Which one is correct?
a) I go to school by foot.
b) I go to school on foot.
The original question and the additional questions are easily answered quoting the authoritative Oxford dictionaries
- a) OED records on foot from XIV century:
(c1325 in G. L. Brook Harley Lyrics (1968) 62 ): Þe is bettere on fote
gon þen wycked hors to ryde.
- b) Oxford Dictionary (also) records by foot as a variant of on foot:
The first time he came was in 1945 when the main means of transport
was by foot or rickshaw.
Therefore both forms are correct
- Why is the singular noun, foot, used?
If a person goes to school by bus/train/car they are using only one
means of transport, they are travelling in one car not two. But
people use both feet for walking, so why would the following
expressions be ungrammatical?
The singular form is preferred when not the concrete part[s] of the human body is/ are considered, but the abstract meaning i.e. the organ of sense, or other:
- eye : The appropriate form is used when referring to the physical organ: one would give one's left/ right eye, to turn a blind eye, up to (one's) eyes in, to shut one's eyes , to be all eye s; but:
at first eye, in the eye of the law/ logic, beauty is in the eye of the beholder, through/ with the eye(s) of, (sight), or:
to do .. in the eye, one in the eye for (humiliating blow); to give an eye to, to catch the eye (attention) to keep an/ one's eye on (watch); to see eye to eye (agree); to give .. the eye (warning glance/ sexual interest); to have an eye to* (object/ view/ regard for); to have/ get one's eye[s] in ( judge distance/ direction);
In sing. and pl. The action or function of perception by the ears; the sense of hearing or listening (OED)
" He sow'd a slander in the common ear","Does my ear deceive me? A shrill whistle coming over the water!", "Clocks should be in beat, not only because they sound pleasant to the ear", but because they are less likely to stop", "For later ventriloquists, the dummy would become a fixture.., funnelling the audience's attention on what they saw in front of them, and knitting together the evidence of eye and ear. to come to somebody's ear, at first ear, (to play) by hear, etc.
- foot , on its own, can be used in the singular instead of feet
a. Viewed with regard to its function, as the organ of locomotion. In
rhetorical and poetical use often (in sing. or pl.) qualified by adjs.
denoting the kind of movement (as swift, slow, stealthy, etc.), or
employed as the subject of verbs of motion. (OED)

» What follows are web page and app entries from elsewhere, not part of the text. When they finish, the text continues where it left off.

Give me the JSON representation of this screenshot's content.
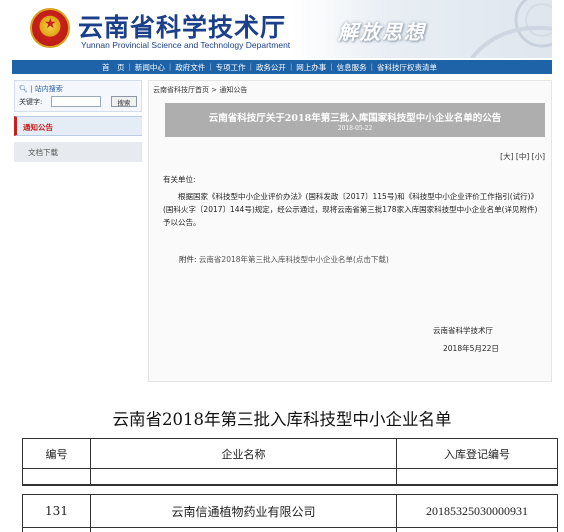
{
  "header": {
    "site_title": "云南省科学技术厅",
    "site_subtitle": "Yunnan Provincial Science and Technology Department",
    "slogan": "解放思想"
  },
  "nav": {
    "items": [
      "首　页",
      "新闻中心",
      "政府文件",
      "专项工作",
      "政务公开",
      "网上办事",
      "信息服务",
      "省科技厅权责清单"
    ]
  },
  "sidebar": {
    "search_title": "站内搜索",
    "keyword_label": "关键字:",
    "search_button": "搜索",
    "items": [
      {
        "label": "通知公告",
        "active": true
      },
      {
        "label": "文档下载",
        "active": false
      }
    ]
  },
  "breadcrumb": "云南省科技厅首页 > 通知公告",
  "article": {
    "title": "云南省科技厅关于2018年第三批入库国家科技型中小企业名单的公告",
    "date": "2018-05-22",
    "size_links": "[大]  [中]  [小]",
    "salutation": "有关单位:",
    "body": "根据国家《科技型中小企业评价办法》(国科发政〔2017〕115号)和《科技型中小企业评价工作指引(试行)》(国科火字〔2017〕144号)规定，经公示通过，现将云南省第三批178家入库国家科技型中小企业名单(详见附件)予以公告。",
    "attachment_label": "附件:",
    "attachment_link": "云南省2018年第三批入库科技型中小企业名单(点击下载)",
    "signer": "云南省科学技术厅",
    "sign_date": "2018年5月22日"
  },
  "list": {
    "title": "云南省2018年第三批入库科技型中小企业名单",
    "columns": [
      "编号",
      "企业名称",
      "入库登记编号"
    ],
    "rows": [
      {
        "no": "131",
        "name": "云南信通植物药业有限公司",
        "reg": "20185325030000931"
      }
    ]
  },
  "colors": {
    "nav_bg": "#1e62a8",
    "title_blue": "#1c3f8a",
    "active_red": "#c8201c",
    "article_head_bg": "#aeaeae"
  }
}
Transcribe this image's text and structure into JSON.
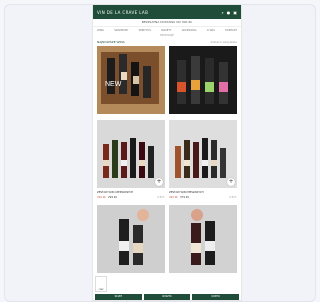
{
  "header": {
    "brand": "VIN DE LA CRAVE LAB",
    "icons": [
      "search-icon",
      "user-icon",
      "cart-icon"
    ],
    "announcement": "BEZPŁATNA DOSTAWA OD 300 ZŁ"
  },
  "nav": {
    "items": [
      "WINA",
      "SZAMPANY",
      "SPIRYTUS",
      "PAKIETY",
      "AKCESORIA",
      "O NAS",
      "KONTAKT"
    ],
    "sub": "PROMOCJE"
  },
  "section": {
    "title": "NAJNOWSZE WINA",
    "link": "Zobacz wszystkie"
  },
  "products": [
    {
      "title": "",
      "price_old": "",
      "price": "",
      "meta": "",
      "thumb": "crate",
      "overlay": "NEW"
    },
    {
      "title": "",
      "price_old": "",
      "price": "",
      "meta": "",
      "thumb": "dark-bottles",
      "overlay": ""
    },
    {
      "title": "ZESTAW WIN CZERWONYCH",
      "price_old": "349 ZŁ",
      "price": "299 ZŁ",
      "meta": "6 BUT.",
      "thumb": "row-bottles",
      "overlay": ""
    },
    {
      "title": "ZESTAW WIN MIESZANYCH",
      "price_old": "429 ZŁ",
      "price": "379 ZŁ",
      "meta": "6 BUT.",
      "thumb": "row-bottles-2",
      "overlay": ""
    },
    {
      "title": "",
      "price_old": "",
      "price": "",
      "meta": "",
      "thumb": "hand-bottle",
      "overlay": ""
    },
    {
      "title": "",
      "price_old": "",
      "price": "",
      "meta": "",
      "thumb": "hand-bottle-2",
      "overlay": ""
    }
  ],
  "add_label": "+",
  "bottom_buttons": [
    "SKLEP",
    "KOSZYK",
    "KONTO"
  ],
  "chat_badge": "CZAT",
  "colors": {
    "brand_green": "#1f4d3a",
    "price": "#c4604c"
  }
}
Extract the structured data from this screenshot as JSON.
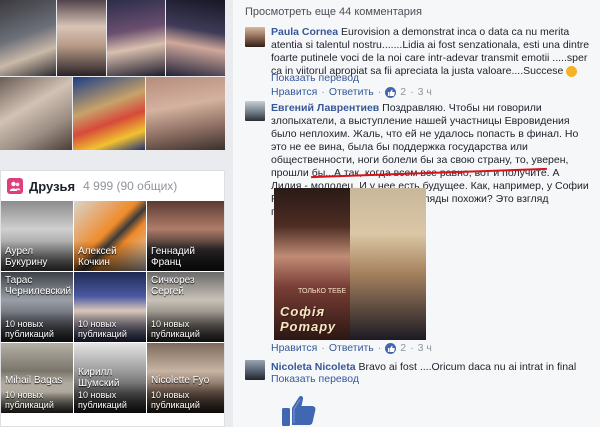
{
  "left": {
    "photos": [
      {
        "name": "photo-1"
      },
      {
        "name": "photo-2"
      },
      {
        "name": "photo-3"
      },
      {
        "name": "photo-4"
      },
      {
        "name": "photo-5"
      },
      {
        "name": "photo-6"
      },
      {
        "name": "photo-7"
      },
      {
        "name": "photo-8"
      }
    ],
    "friends": {
      "title": "Друзья",
      "count": "4 999 (90 общих)",
      "items": [
        {
          "name": "Аурел Букурину",
          "sub": ""
        },
        {
          "name": "Алексей Кочкин",
          "sub": ""
        },
        {
          "name": "Геннадий Франц",
          "sub": ""
        },
        {
          "name": "Тарас Чернилевский",
          "sub": "10 новых публикаций"
        },
        {
          "name": "",
          "sub": "10 новых публикаций"
        },
        {
          "name": "Сичкорез Сергей",
          "sub": "10 новых публикаций"
        },
        {
          "name": "Mihail Bagas",
          "sub": "10 новых публикаций"
        },
        {
          "name": "Кирилл Шумский",
          "sub": "10 новых публикаций"
        },
        {
          "name": "Nicolette Fyo",
          "sub": "10 новых публикаций"
        }
      ]
    }
  },
  "right": {
    "more_comments": "Просмотреть еще 44 комментария",
    "comments": [
      {
        "author": "Paula Cornea",
        "text": " Eurovision a demonstrat inca o data ca nu merita atentia si talentul nostru.......Lidia ai fost senzationala, esti una dintre foarte putinele voci de la noi care intr-adevar transmit emotii .....sper ca in viitorul apropiat sa fii apreciata la justa valoare....Succese",
        "translate": "Показать перевод"
      },
      {
        "author": "Евгений Лаврентиев",
        "text": " Поздравляю. Чтобы ни говорили злопыхатели, а выступление нашей участницы Евровидения было неплохим. Жаль, что ей не удалось попасть в финал. Но это не ее вина, была бы поддержка государства или общественности, ноги болели бы за свою страну, то, уверен, прошли бы...А так, когда всем все равно, вот и получите. А Лидия - молодец. И у нее есть будущее. Как, например, у Софии Ротару. Не находите, что их взгляды похожи? Это взгляд победительницы!",
        "image_caption": "Софія Ротару",
        "image_caption_small": "ТОЛЬКО ТЕБЕ",
        "actions": {
          "like": "Нравится",
          "reply": "Ответить",
          "likes": "2",
          "time": "3 ч"
        }
      },
      {
        "author": "Nicoleta Nicoleta",
        "text": " Bravo ai fost ....Oricum daca nu ai intrat in final",
        "translate": "Показать перевод"
      }
    ],
    "first_actions": {
      "like": "Нравится",
      "reply": "Ответить",
      "likes": "2",
      "time": "3 ч"
    },
    "sep": "·"
  },
  "colors": {
    "link": "#365899",
    "meta": "#90949c",
    "accent": "#4267b2",
    "friends_icon": "#dd3f7c",
    "highlight": "#d5141b"
  }
}
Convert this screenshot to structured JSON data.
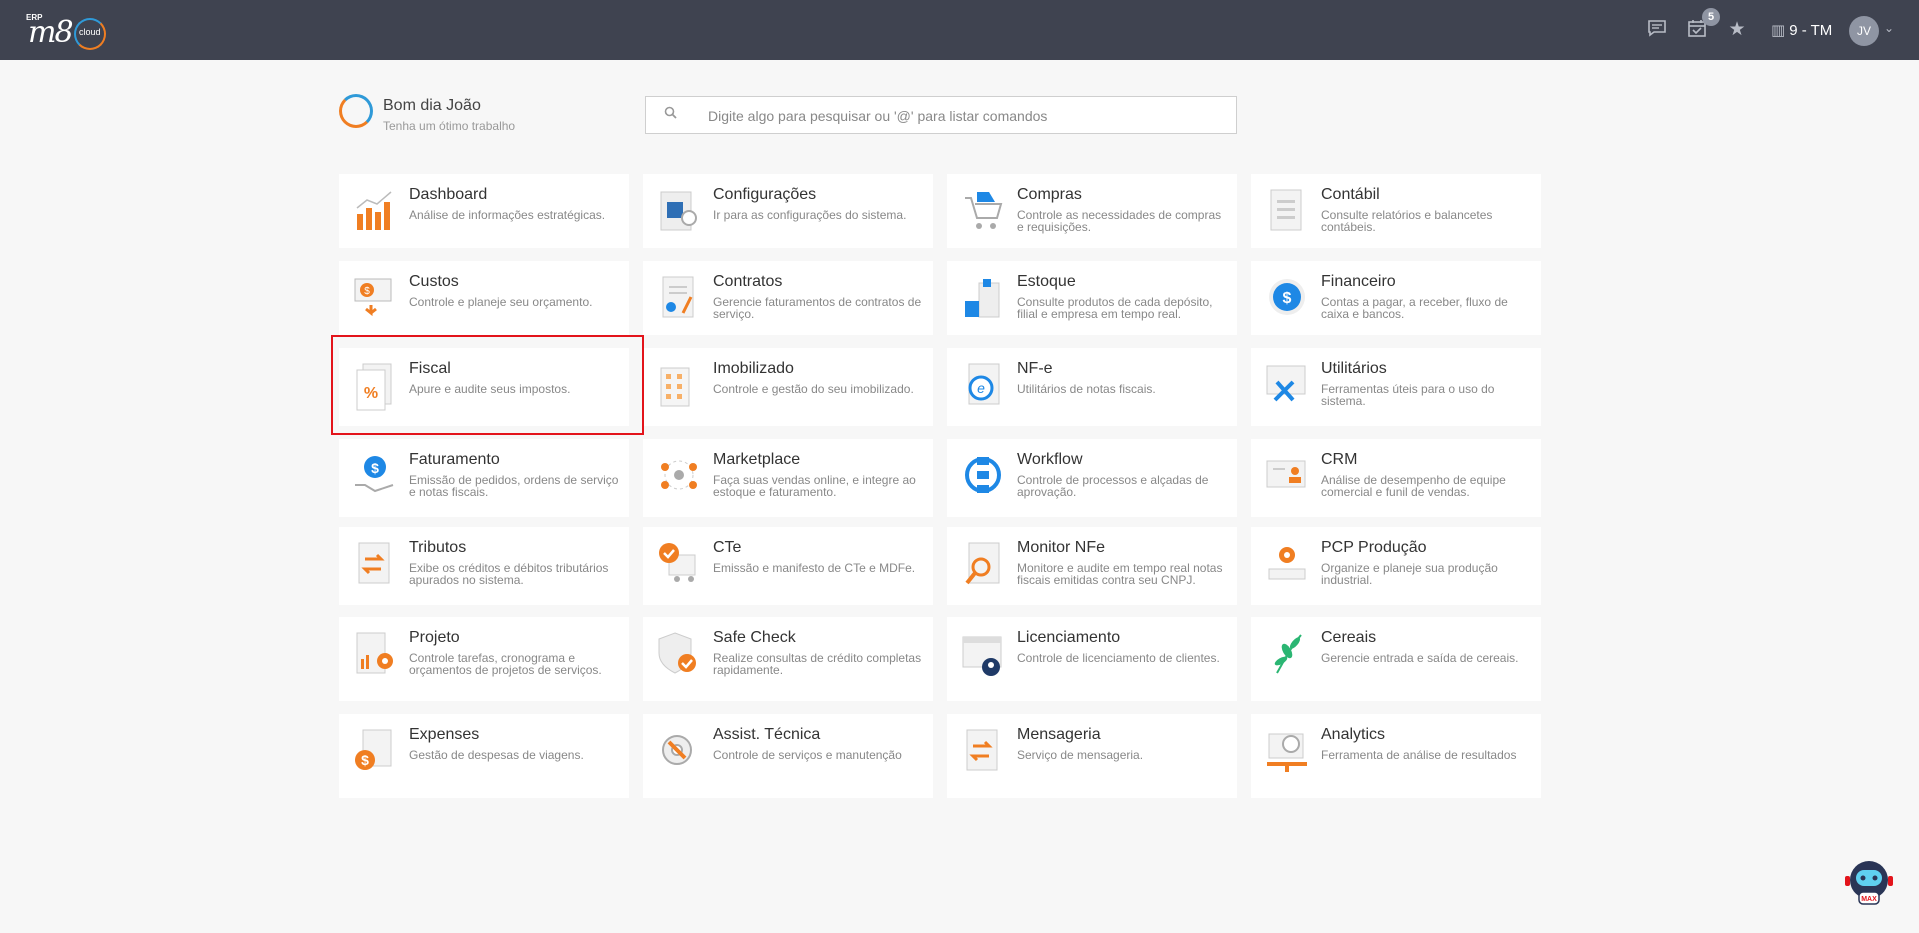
{
  "brand": {
    "erp": "ERP",
    "m8": "m8",
    "cloud": "cloud"
  },
  "topbar": {
    "icons": [
      "chat-icon",
      "calendar-icon",
      "star-icon"
    ],
    "notifications": "5",
    "company": "9 - TM",
    "user_initials": "JV"
  },
  "greeting": {
    "title": "Bom dia João",
    "subtitle": "Tenha um ótimo trabalho"
  },
  "search": {
    "placeholder": "Digite algo para pesquisar ou '@' para listar comandos"
  },
  "modules": [
    {
      "title": "Dashboard",
      "desc": "Análise de informações estratégicas.",
      "icon": "bar-chart-icon"
    },
    {
      "title": "Configurações",
      "desc": "Ir para as configurações do sistema.",
      "icon": "settings-icon"
    },
    {
      "title": "Compras",
      "desc": "Controle as necessidades de compras e requisições.",
      "icon": "cart-icon"
    },
    {
      "title": "Contábil",
      "desc": "Consulte relatórios e balancetes contábeis.",
      "icon": "ledger-icon"
    },
    {
      "title": "Custos",
      "desc": "Controle e planeje seu orçamento.",
      "icon": "coin-icon"
    },
    {
      "title": "Contratos",
      "desc": "Gerencie faturamentos de contratos de serviço.",
      "icon": "contract-icon"
    },
    {
      "title": "Estoque",
      "desc": "Consulte produtos de cada depósito, filial e empresa em tempo real.",
      "icon": "warehouse-icon"
    },
    {
      "title": "Financeiro",
      "desc": "Contas a pagar, a receber, fluxo de caixa e bancos.",
      "icon": "dollar-icon"
    },
    {
      "title": "Fiscal",
      "desc": "Apure e audite seus impostos.",
      "icon": "percent-document-icon"
    },
    {
      "title": "Imobilizado",
      "desc": "Controle e gestão do seu imobilizado.",
      "icon": "building-icon"
    },
    {
      "title": "NF-e",
      "desc": "Utilitários de notas fiscais.",
      "icon": "nfe-document-icon"
    },
    {
      "title": "Utilitários",
      "desc": "Ferramentas úteis para o uso do sistema.",
      "icon": "tools-icon"
    },
    {
      "title": "Faturamento",
      "desc": "Emissão de pedidos, ordens de serviço e notas fiscais.",
      "icon": "hand-dollar-icon"
    },
    {
      "title": "Marketplace",
      "desc": "Faça suas vendas online, e integre ao estoque e faturamento.",
      "icon": "network-icon"
    },
    {
      "title": "Workflow",
      "desc": "Controle de processos e alçadas de aprovação.",
      "icon": "workflow-icon"
    },
    {
      "title": "CRM",
      "desc": "Análise de desempenho de equipe comercial e funil de vendas.",
      "icon": "contact-card-icon"
    },
    {
      "title": "Tributos",
      "desc": "Exibe os créditos e débitos tributários apurados no sistema.",
      "icon": "exchange-document-icon"
    },
    {
      "title": "CTe",
      "desc": "Emissão e manifesto de CTe e MDFe.",
      "icon": "truck-icon"
    },
    {
      "title": "Monitor NFe",
      "desc": "Monitore e audite em tempo real notas fiscais emitidas contra seu CNPJ.",
      "icon": "magnifier-document-icon"
    },
    {
      "title": "PCP Produção",
      "desc": "Organize e planeje sua produção industrial.",
      "icon": "gear-production-icon"
    },
    {
      "title": "Projeto",
      "desc": "Controle tarefas, cronograma e orçamentos de projetos de serviços.",
      "icon": "project-icon"
    },
    {
      "title": "Safe Check",
      "desc": "Realize consultas de crédito completas rapidamente.",
      "icon": "shield-check-icon"
    },
    {
      "title": "Licenciamento",
      "desc": "Controle de licenciamento de clientes.",
      "icon": "license-icon"
    },
    {
      "title": "Cereais",
      "desc": "Gerencie entrada e saída de cereais.",
      "icon": "plant-icon"
    },
    {
      "title": "Expenses",
      "desc": "Gestão de despesas de viagens.",
      "icon": "expense-icon"
    },
    {
      "title": "Assist. Técnica",
      "desc": "Controle de serviços e manutenção",
      "icon": "wrench-gear-icon"
    },
    {
      "title": "Mensageria",
      "desc": "Serviço de mensageria.",
      "icon": "message-exchange-icon"
    },
    {
      "title": "Analytics",
      "desc": "Ferramenta de análise de resultados",
      "icon": "analytics-icon"
    }
  ],
  "assistant": {
    "label": "MAX"
  }
}
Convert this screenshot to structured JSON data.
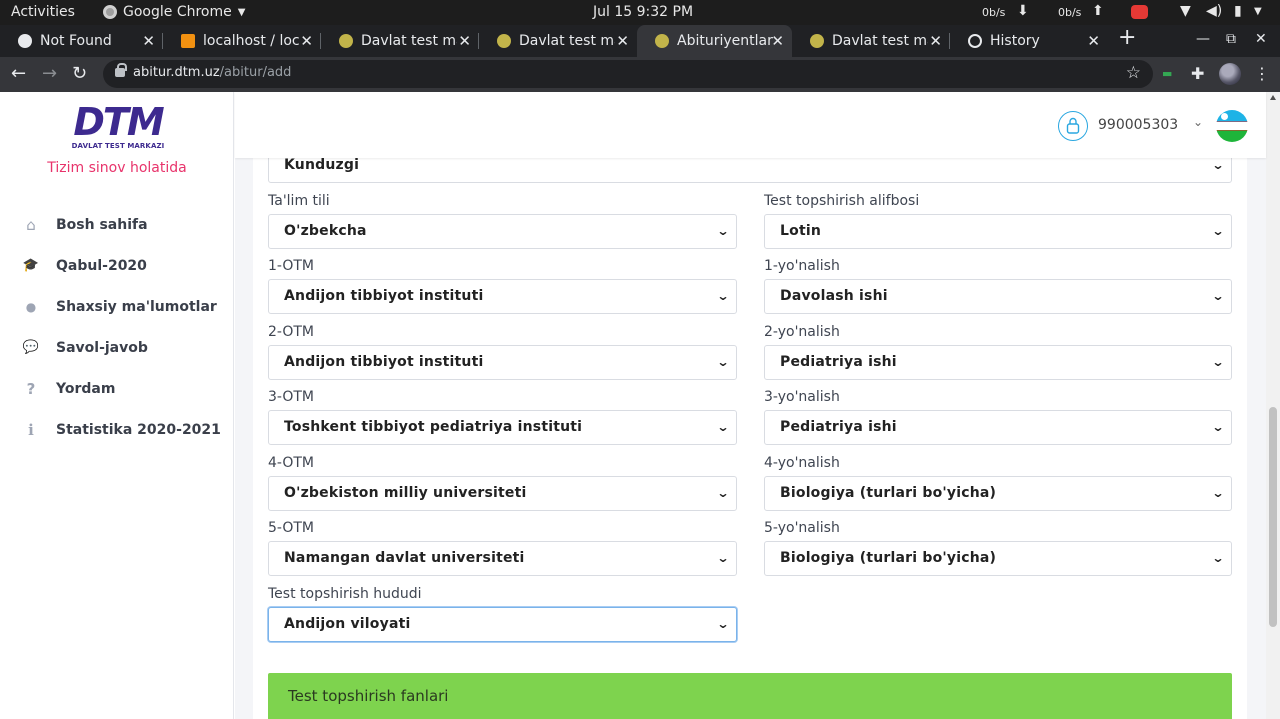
{
  "system": {
    "activities": "Activities",
    "app_menu": "Google Chrome",
    "clock": "Jul 15  9:32 PM",
    "net_down": "0b/s",
    "net_up": "0b/s"
  },
  "browser": {
    "tabs": [
      {
        "title": "Not Found",
        "favicon_color": "#e8eaed",
        "active": false
      },
      {
        "title": "localhost / localhost",
        "favicon_color": "#f29111",
        "active": false
      },
      {
        "title": "Davlat test markazi",
        "favicon_color": "#c2b44a",
        "active": false
      },
      {
        "title": "Davlat test markazi",
        "favicon_color": "#c2b44a",
        "active": false
      },
      {
        "title": "Abituriyentlarni ro'yxatga olish",
        "favicon_color": "#c2b44a",
        "active": true
      },
      {
        "title": "Davlat test markazi",
        "favicon_color": "#c2b44a",
        "active": false
      },
      {
        "title": "History",
        "favicon_color": "#e8eaed",
        "active": false
      }
    ],
    "url_host": "abitur.dtm.uz",
    "url_path": "/abitur/add"
  },
  "sidebar": {
    "logo_text": "DTM",
    "logo_subtitle": "DAVLAT TEST MARKAZI",
    "status_note": "Tizim sinov holatida",
    "items": [
      {
        "label": "Bosh sahifa",
        "icon": "home-icon",
        "glyph": "⌂"
      },
      {
        "label": "Qabul-2020",
        "icon": "graduation-cap-icon",
        "glyph": "🎓"
      },
      {
        "label": "Shaxsiy ma'lumotlar",
        "icon": "user-icon",
        "glyph": "●"
      },
      {
        "label": "Savol-javob",
        "icon": "chat-icon",
        "glyph": "💬"
      },
      {
        "label": "Yordam",
        "icon": "question-icon",
        "glyph": "?"
      },
      {
        "label": "Statistika 2020-2021",
        "icon": "info-icon",
        "glyph": "i"
      }
    ]
  },
  "header": {
    "username": "990005303",
    "flag_colors": {
      "blue": "#1eb3e6",
      "white": "#ffffff",
      "green": "#1eb53a",
      "red": "#dd2222"
    }
  },
  "form": {
    "study_form": {
      "value": "Kunduzgi"
    },
    "education_language": {
      "label": "Ta'lim tili",
      "value": "O'zbekcha"
    },
    "test_alphabet": {
      "label": "Test topshirish alifbosi",
      "value": "Lotin"
    },
    "choices": [
      {
        "otm_label": "1-OTM",
        "otm": "Andijon tibbiyot instituti",
        "dir_label": "1-yo'nalish",
        "direction": "Davolash ishi"
      },
      {
        "otm_label": "2-OTM",
        "otm": "Andijon tibbiyot instituti",
        "dir_label": "2-yo'nalish",
        "direction": "Pediatriya ishi"
      },
      {
        "otm_label": "3-OTM",
        "otm": "Toshkent tibbiyot pediatriya instituti",
        "dir_label": "3-yo'nalish",
        "direction": "Pediatriya ishi"
      },
      {
        "otm_label": "4-OTM",
        "otm": "O'zbekiston milliy universiteti",
        "dir_label": "4-yo'nalish",
        "direction": "Biologiya (turlari bo'yicha)"
      },
      {
        "otm_label": "5-OTM",
        "otm": "Namangan davlat universiteti",
        "dir_label": "5-yo'nalish",
        "direction": "Biologiya (turlari bo'yicha)"
      }
    ],
    "test_region": {
      "label": "Test topshirish hududi",
      "value": "Andijon viloyati"
    },
    "subjects_header": "Test topshirish fanlari"
  },
  "colors": {
    "accent_blue": "#2aa7e0",
    "brand_purple": "#3d2a8f",
    "status_pink": "#e8336b",
    "success_green": "#7ed34e"
  }
}
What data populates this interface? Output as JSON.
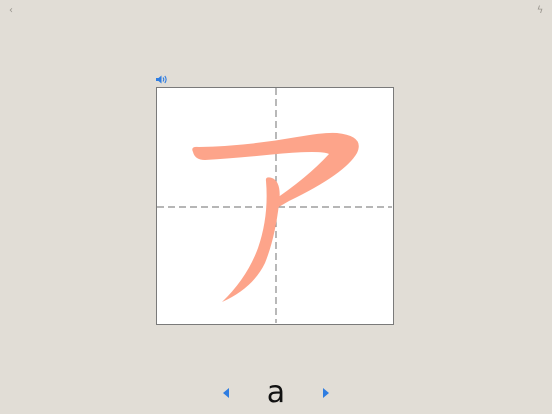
{
  "toolbar": {
    "left_icon": "back-chevron-icon",
    "left_glyph": "‹",
    "right_icon": "lightning-icon",
    "right_glyph": "ϟ"
  },
  "card": {
    "sound_icon": "speaker-icon",
    "character": "ア",
    "stroke_color": "#fda48a",
    "guide_color": "#8a8a8a"
  },
  "nav": {
    "romaji": "a",
    "prev_icon": "triangle-left-icon",
    "next_icon": "triangle-right-icon",
    "accent_color": "#2f7de1"
  }
}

(1667 Milton Paradise Lost) "Tripping ebbe, that stole With soft foot towards the deep", "I was not aware of your presence... Your foot is so light", "Dogs..swift of foot", "Useful as is Nature, to attract the tourist's foot",(a1616 Shakespeare Coriolanus) "Unless by using means I lame the foot Of our design". With reference to walking or running: to pull foot (depart), to take one's foot in one's hand (also, to make a journey). ^Mr. Foot's horse* (one's feet),to catch.. on the wrong foot (to catch unawares), to get off on the right/ wrong foot (to start un/ successfully)
- on foot refers to a way of locomotion:
to go on foot: to walk as opposed to ‘ride.’ (OED)
and, according to Oxford dictionary
to go on/ by foot: walking rather than travelling by car or using other transport.
This explains why the singular form is used
- Are there instances when the expression by foot is preferred?
- As we have seen, the phrase originated in XIV century when one could only choose between walking and riding
on foot : a. on one's own feet, walking or running, in opposition to on horseback (OED)
therefore the preposition on was chosen to express both ways; When other means of locomotion where invented the preposition by was appropriately chosen (to go..: by bike/bus/car/train etc)
Walking rather than travelling by car or using other transport. (Oxford Dictionary)
Therefore it was natural to change the preposition (*I won't go by bike but by foot") adding by foot to the long-established on foot. That explains why the latter is more popular and can be used in most contexts:
" I drove up..(fearful of being late, or I should have come on foot".
"Motorists were forced to abandon their vehicles in the road and walk the remaining distance on foot".
"In the past, hockey fans could walk on foot for miles to watch their favourite stars".
In conclusion, by foot is (to be) preferred when another modern means of transport is mentioned:
"The first time he came was in 1945 when the main means of transport was by foot or rickshaw".
I added the other two questions to make it more "complete" but could
you please say which is more the common between "by foot" and "on
foot", which is basically why I set up the bounty in the first place. Mary-Lou A.
I thought that was obvious, MaryLou, from my post and, above all, from the original Silva's answer that unmistakably showed which is more common.
by foot is over a hundred times 0.00003 % less common then the original form 0.001 % -0.0005 even though not a recent coinage. I can only add, since it looks like you have no access to OED, that it is not mentioned there at all, and, what is worse, it is not listed, not even as a variant in the updated SOED version. I also said that it is used mainly when another means of transport that requires that preposition is mentioned.